Provided material START
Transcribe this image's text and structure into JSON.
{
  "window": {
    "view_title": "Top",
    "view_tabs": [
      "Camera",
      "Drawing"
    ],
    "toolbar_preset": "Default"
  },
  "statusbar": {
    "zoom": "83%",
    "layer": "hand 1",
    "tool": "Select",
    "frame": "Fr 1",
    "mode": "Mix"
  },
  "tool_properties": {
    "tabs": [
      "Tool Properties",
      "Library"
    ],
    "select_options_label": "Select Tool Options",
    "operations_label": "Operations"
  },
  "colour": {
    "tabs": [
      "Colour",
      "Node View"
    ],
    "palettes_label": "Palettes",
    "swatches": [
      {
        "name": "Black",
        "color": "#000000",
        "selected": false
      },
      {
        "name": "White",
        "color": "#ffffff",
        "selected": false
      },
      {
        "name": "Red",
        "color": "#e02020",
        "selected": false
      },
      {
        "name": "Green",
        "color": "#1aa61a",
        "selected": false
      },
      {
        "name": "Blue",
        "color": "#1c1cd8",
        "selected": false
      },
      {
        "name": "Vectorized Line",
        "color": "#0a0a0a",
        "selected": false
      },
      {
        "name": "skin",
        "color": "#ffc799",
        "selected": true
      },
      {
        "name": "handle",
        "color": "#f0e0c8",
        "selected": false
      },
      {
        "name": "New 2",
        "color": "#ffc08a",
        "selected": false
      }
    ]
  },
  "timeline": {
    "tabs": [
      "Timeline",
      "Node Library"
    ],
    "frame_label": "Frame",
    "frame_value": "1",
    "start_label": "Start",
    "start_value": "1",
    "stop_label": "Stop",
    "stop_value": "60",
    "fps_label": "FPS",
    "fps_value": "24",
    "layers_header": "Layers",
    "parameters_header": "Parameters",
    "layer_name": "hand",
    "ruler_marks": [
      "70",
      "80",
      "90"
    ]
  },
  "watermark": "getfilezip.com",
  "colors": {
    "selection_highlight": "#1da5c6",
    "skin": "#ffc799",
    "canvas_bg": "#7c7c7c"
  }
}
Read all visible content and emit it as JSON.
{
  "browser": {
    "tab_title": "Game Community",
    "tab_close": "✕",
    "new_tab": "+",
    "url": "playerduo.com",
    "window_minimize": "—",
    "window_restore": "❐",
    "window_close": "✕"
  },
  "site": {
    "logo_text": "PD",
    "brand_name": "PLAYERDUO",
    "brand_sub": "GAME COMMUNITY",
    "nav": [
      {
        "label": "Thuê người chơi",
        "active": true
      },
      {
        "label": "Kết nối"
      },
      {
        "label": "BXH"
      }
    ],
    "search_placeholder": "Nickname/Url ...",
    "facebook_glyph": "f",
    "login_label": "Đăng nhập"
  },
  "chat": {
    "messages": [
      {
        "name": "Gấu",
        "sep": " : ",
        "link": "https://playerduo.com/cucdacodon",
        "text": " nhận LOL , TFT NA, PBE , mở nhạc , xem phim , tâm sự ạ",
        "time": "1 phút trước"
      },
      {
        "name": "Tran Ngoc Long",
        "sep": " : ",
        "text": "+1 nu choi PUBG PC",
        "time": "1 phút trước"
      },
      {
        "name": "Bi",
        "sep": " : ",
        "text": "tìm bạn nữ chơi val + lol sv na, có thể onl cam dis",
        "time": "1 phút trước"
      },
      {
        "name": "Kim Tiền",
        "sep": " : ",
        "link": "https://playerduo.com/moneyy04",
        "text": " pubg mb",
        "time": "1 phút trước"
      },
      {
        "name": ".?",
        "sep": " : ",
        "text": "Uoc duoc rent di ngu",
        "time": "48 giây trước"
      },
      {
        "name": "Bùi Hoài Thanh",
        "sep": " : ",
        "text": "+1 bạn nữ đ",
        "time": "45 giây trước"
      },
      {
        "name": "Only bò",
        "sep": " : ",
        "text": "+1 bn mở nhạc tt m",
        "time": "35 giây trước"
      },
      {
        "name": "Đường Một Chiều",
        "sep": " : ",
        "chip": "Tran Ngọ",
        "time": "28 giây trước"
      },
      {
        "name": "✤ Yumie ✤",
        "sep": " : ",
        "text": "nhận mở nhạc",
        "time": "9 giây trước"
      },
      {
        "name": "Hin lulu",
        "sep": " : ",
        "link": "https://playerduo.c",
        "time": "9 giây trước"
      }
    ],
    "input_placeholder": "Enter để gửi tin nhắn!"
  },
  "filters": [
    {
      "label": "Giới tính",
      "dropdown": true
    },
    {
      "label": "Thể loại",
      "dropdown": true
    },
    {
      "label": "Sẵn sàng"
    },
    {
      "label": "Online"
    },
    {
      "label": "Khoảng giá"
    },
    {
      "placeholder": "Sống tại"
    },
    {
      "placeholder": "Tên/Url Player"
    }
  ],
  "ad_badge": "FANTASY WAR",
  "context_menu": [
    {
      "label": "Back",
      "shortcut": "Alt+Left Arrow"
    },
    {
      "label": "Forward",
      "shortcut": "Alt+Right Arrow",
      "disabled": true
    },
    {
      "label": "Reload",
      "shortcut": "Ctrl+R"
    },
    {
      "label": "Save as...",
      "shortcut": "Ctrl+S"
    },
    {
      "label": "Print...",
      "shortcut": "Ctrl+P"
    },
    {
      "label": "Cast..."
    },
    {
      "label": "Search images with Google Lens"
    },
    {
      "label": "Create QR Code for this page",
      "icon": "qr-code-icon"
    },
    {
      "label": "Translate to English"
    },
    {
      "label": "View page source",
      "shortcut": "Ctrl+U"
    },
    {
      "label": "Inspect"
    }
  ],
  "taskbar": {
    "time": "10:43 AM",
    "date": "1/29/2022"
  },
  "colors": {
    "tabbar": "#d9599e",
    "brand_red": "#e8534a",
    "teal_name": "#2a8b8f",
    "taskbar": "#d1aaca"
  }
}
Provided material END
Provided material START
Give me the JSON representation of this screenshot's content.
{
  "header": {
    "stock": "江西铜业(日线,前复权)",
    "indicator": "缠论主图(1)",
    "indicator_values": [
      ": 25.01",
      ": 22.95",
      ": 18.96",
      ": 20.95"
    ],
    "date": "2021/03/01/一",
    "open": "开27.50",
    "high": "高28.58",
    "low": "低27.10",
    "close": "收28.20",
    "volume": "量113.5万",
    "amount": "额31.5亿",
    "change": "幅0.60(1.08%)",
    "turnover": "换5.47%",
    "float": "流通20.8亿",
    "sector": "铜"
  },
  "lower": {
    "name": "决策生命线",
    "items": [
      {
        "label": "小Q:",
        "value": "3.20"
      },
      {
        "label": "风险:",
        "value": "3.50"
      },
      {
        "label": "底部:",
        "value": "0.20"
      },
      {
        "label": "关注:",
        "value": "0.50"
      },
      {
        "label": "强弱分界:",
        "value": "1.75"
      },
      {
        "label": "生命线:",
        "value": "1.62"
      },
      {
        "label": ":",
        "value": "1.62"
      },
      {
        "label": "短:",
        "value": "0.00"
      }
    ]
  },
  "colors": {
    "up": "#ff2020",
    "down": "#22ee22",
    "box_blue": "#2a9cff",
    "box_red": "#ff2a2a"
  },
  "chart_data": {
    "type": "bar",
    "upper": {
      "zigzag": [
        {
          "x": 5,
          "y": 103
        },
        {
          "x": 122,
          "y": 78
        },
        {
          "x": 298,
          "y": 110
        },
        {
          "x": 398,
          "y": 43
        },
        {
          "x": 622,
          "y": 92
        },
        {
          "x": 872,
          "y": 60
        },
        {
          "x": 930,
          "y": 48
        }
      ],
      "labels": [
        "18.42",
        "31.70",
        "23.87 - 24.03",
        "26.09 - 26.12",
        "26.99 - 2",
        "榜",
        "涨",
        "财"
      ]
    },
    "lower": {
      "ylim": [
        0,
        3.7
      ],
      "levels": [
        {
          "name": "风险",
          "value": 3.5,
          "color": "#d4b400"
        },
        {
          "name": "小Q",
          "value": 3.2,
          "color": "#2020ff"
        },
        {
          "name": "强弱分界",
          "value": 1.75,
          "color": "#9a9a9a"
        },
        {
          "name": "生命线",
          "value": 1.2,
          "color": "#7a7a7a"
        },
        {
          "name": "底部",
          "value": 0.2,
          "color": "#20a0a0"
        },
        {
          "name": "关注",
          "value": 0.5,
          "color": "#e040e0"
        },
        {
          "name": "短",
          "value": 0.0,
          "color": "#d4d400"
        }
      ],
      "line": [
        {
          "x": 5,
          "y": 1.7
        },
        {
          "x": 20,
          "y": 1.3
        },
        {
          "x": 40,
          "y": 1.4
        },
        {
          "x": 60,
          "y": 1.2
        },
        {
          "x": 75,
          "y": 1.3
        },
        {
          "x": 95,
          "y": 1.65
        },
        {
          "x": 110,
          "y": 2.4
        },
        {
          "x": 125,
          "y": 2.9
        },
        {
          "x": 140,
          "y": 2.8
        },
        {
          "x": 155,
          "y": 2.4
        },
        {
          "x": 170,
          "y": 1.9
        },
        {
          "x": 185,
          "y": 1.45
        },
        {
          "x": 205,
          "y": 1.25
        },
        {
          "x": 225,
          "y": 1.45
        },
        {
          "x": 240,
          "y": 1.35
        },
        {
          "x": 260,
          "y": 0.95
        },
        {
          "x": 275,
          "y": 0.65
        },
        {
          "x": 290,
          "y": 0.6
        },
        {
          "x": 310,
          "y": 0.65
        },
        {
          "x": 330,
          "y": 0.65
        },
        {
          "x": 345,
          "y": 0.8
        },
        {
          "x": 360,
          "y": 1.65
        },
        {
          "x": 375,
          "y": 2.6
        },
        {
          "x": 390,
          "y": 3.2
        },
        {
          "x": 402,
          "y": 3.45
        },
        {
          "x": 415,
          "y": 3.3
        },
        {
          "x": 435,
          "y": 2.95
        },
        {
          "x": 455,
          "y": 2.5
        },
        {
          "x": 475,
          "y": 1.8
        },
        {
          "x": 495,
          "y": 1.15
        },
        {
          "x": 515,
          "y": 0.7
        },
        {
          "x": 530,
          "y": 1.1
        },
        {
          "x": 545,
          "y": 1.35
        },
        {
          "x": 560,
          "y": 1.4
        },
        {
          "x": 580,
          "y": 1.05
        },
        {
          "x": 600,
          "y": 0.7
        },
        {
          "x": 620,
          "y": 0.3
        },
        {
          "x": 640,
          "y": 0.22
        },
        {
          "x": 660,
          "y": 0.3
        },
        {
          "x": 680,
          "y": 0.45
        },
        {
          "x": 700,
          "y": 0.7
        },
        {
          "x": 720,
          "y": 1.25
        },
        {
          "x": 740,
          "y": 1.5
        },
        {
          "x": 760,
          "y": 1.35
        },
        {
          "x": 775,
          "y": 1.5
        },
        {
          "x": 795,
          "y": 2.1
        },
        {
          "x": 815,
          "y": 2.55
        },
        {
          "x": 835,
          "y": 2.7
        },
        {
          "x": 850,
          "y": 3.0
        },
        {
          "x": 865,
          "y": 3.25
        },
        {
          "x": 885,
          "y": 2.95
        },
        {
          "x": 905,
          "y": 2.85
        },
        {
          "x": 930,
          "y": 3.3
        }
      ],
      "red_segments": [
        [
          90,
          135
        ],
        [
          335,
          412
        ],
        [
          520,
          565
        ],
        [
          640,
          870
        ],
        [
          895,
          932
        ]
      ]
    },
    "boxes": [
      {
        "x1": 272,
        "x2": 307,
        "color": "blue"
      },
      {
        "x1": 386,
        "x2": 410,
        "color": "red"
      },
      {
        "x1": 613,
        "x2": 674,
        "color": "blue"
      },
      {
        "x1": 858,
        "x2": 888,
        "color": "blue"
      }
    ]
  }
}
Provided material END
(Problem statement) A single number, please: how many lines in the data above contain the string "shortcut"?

(Solution to this exercise) 6